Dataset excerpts
* * *

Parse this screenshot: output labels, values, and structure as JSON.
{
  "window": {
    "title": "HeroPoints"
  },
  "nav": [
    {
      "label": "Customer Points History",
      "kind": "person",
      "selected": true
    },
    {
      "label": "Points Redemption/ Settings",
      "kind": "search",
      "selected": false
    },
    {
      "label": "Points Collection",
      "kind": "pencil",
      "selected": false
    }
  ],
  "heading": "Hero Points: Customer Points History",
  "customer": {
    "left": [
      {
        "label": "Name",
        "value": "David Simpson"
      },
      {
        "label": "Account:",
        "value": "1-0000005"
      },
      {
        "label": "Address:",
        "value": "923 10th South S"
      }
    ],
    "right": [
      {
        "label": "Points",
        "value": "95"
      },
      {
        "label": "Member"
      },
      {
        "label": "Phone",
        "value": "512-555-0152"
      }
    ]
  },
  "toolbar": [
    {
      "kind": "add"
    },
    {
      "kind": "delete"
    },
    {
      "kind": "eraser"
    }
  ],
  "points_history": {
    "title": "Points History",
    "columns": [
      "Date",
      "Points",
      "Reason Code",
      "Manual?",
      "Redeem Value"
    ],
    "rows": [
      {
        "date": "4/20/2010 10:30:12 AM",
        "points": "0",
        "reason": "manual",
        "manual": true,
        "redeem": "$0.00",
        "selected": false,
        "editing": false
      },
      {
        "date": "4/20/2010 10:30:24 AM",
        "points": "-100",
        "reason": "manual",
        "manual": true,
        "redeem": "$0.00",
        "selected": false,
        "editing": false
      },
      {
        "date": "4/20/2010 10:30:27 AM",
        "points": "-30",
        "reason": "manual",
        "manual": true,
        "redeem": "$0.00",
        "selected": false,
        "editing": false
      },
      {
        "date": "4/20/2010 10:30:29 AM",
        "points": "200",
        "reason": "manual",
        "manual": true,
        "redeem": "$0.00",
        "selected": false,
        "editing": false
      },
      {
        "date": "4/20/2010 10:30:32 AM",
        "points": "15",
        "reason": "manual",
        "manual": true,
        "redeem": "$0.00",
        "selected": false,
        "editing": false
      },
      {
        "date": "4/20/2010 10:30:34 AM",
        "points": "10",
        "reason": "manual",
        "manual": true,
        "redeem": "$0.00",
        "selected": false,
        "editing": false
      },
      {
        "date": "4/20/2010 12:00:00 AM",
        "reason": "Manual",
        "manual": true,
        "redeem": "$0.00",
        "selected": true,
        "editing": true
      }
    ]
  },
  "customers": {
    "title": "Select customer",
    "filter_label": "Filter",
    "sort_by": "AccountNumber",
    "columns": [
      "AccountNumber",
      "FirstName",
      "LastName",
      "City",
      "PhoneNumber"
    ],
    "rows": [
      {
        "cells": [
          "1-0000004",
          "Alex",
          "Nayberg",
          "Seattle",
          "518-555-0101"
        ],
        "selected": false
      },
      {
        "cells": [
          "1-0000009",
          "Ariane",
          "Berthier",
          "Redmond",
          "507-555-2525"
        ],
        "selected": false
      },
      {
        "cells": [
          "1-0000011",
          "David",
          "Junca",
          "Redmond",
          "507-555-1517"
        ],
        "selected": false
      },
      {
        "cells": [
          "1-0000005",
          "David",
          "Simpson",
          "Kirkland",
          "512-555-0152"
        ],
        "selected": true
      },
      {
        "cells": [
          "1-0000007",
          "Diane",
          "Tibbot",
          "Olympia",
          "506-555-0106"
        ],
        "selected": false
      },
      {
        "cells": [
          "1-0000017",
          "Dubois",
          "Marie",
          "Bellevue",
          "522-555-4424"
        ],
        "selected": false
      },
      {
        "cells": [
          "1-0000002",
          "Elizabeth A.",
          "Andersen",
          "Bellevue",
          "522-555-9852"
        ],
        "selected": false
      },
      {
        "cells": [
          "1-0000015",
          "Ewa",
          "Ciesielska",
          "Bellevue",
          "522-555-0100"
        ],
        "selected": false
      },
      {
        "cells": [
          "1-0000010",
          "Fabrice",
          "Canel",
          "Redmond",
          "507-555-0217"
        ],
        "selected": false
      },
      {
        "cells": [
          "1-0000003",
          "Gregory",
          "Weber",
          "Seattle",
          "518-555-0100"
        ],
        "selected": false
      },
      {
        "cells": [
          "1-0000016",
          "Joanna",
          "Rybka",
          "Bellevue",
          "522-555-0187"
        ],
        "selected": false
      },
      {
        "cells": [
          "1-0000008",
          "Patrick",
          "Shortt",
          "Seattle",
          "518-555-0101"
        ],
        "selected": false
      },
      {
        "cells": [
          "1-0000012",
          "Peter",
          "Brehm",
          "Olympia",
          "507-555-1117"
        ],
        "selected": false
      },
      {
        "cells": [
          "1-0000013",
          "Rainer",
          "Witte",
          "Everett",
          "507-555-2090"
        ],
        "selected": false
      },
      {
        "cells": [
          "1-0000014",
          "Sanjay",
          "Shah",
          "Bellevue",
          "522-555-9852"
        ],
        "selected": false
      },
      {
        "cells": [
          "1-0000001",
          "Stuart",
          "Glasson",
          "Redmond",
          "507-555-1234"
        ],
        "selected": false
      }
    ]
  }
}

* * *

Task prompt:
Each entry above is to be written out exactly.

Written response:
Parse this screenshot: output labels, values, and structure as JSON.
{
  "window": {
    "title": "HeroPoints"
  },
  "nav": [
    {
      "label": "Customer Points History",
      "kind": "person",
      "selected": true
    },
    {
      "label": "Points Redemption/ Settings",
      "kind": "search",
      "selected": false
    },
    {
      "label": "Points Collection",
      "kind": "pencil",
      "selected": false
    }
  ],
  "heading": "Hero Points: Customer Points History",
  "customer": {
    "left": [
      {
        "label": "Name",
        "value": "David Simpson"
      },
      {
        "label": "Account:",
        "value": "1-0000005"
      },
      {
        "label": "Address:",
        "value": "923 10th South S"
      }
    ],
    "right": [
      {
        "label": "Points",
        "value": "95"
      },
      {
        "label": "Member"
      },
      {
        "label": "Phone",
        "value": "512-555-0152"
      }
    ]
  },
  "toolbar": [
    {
      "kind": "add"
    },
    {
      "kind": "delete"
    },
    {
      "kind": "eraser"
    }
  ],
  "points_history": {
    "title": "Points History",
    "columns": [
      "Date",
      "Points",
      "Reason Code",
      "Manual?",
      "Redeem Value"
    ],
    "rows": [
      {
        "date": "4/20/2010 10:30:12 AM",
        "points": "0",
        "reason": "manual",
        "manual": true,
        "redeem": "$0.00",
        "selected": false,
        "editing": false
      },
      {
        "date": "4/20/2010 10:30:24 AM",
        "points": "-100",
        "reason": "manual",
        "manual": true,
        "redeem": "$0.00",
        "selected": false,
        "editing": false
      },
      {
        "date": "4/20/2010 10:30:27 AM",
        "points": "-30",
        "reason": "manual",
        "manual": true,
        "redeem": "$0.00",
        "selected": false,
        "editing": false
      },
      {
        "date": "4/20/2010 10:30:29 AM",
        "points": "200",
        "reason": "manual",
        "manual": true,
        "redeem": "$0.00",
        "selected": false,
        "editing": false
      },
      {
        "date": "4/20/2010 10:30:32 AM",
        "points": "15",
        "reason": "manual",
        "manual": true,
        "redeem": "$0.00",
        "selected": false,
        "editing": false
      },
      {
        "date": "4/20/2010 10:30:34 AM",
        "points": "10",
        "reason": "manual",
        "manual": true,
        "redeem": "$0.00",
        "selected": false,
        "editing": false
      },
      {
        "date": "4/20/2010 12:00:00 AM",
        "reason": "Manual",
        "manual": true,
        "redeem": "$0.00",
        "selected": true,
        "editing": true
      }
    ]
  },
  "customers": {
    "title": "Select customer",
    "filter_label": "Filter",
    "sort_by": "AccountNumber",
    "columns": [
      "AccountNumber",
      "FirstName",
      "LastName",
      "City",
      "PhoneNumber"
    ],
    "rows": [
      {
        "cells": [
          "1-0000004",
          "Alex",
          "Nayberg",
          "Seattle",
          "518-555-0101"
        ],
        "selected": false
      },
      {
        "cells": [
          "1-0000009",
          "Ariane",
          "Berthier",
          "Redmond",
          "507-555-2525"
        ],
        "selected": false
      },
      {
        "cells": [
          "1-0000011",
          "David",
          "Junca",
          "Redmond",
          "507-555-1517"
        ],
        "selected": false
      },
      {
        "cells": [
          "1-0000005",
          "David",
          "Simpson",
          "Kirkland",
          "512-555-0152"
        ],
        "selected": true
      },
      {
        "cells": [
          "1-0000007",
          "Diane",
          "Tibbot",
          "Olympia",
          "506-555-0106"
        ],
        "selected": false
      },
      {
        "cells": [
          "1-0000017",
          "Dubois",
          "Marie",
          "Bellevue",
          "522-555-4424"
        ],
        "selected": false
      },
      {
        "cells": [
          "1-0000002",
          "Elizabeth A.",
          "Andersen",
          "Bellevue",
          "522-555-9852"
        ],
        "selected": false
      },
      {
        "cells": [
          "1-0000015",
          "Ewa",
          "Ciesielska",
          "Bellevue",
          "522-555-0100"
        ],
        "selected": false
      },
      {
        "cells": [
          "1-0000010",
          "Fabrice",
          "Canel",
          "Redmond",
          "507-555-0217"
        ],
        "selected": false
      },
      {
        "cells": [
          "1-0000003",
          "Gregory",
          "Weber",
          "Seattle",
          "518-555-0100"
        ],
        "selected": false
      },
      {
        "cells": [
          "1-0000016",
          "Joanna",
          "Rybka",
          "Bellevue",
          "522-555-0187"
        ],
        "selected": false
      },
      {
        "cells": [
          "1-0000008",
          "Patrick",
          "Shortt",
          "Seattle",
          "518-555-0101"
        ],
        "selected": false
      },
      {
        "cells": [
          "1-0000012",
          "Peter",
          "Brehm",
          "Olympia",
          "507-555-1117"
        ],
        "selected": false
      },
      {
        "cells": [
          "1-0000013",
          "Rainer",
          "Witte",
          "Everett",
          "507-555-2090"
        ],
        "selected": false
      },
      {
        "cells": [
          "1-0000014",
          "Sanjay",
          "Shah",
          "Bellevue",
          "522-555-9852"
        ],
        "selected": false
      },
      {
        "cells": [
          "1-0000001",
          "Stuart",
          "Glasson",
          "Redmond",
          "507-555-1234"
        ],
        "selected": false
      }
    ]
  }
}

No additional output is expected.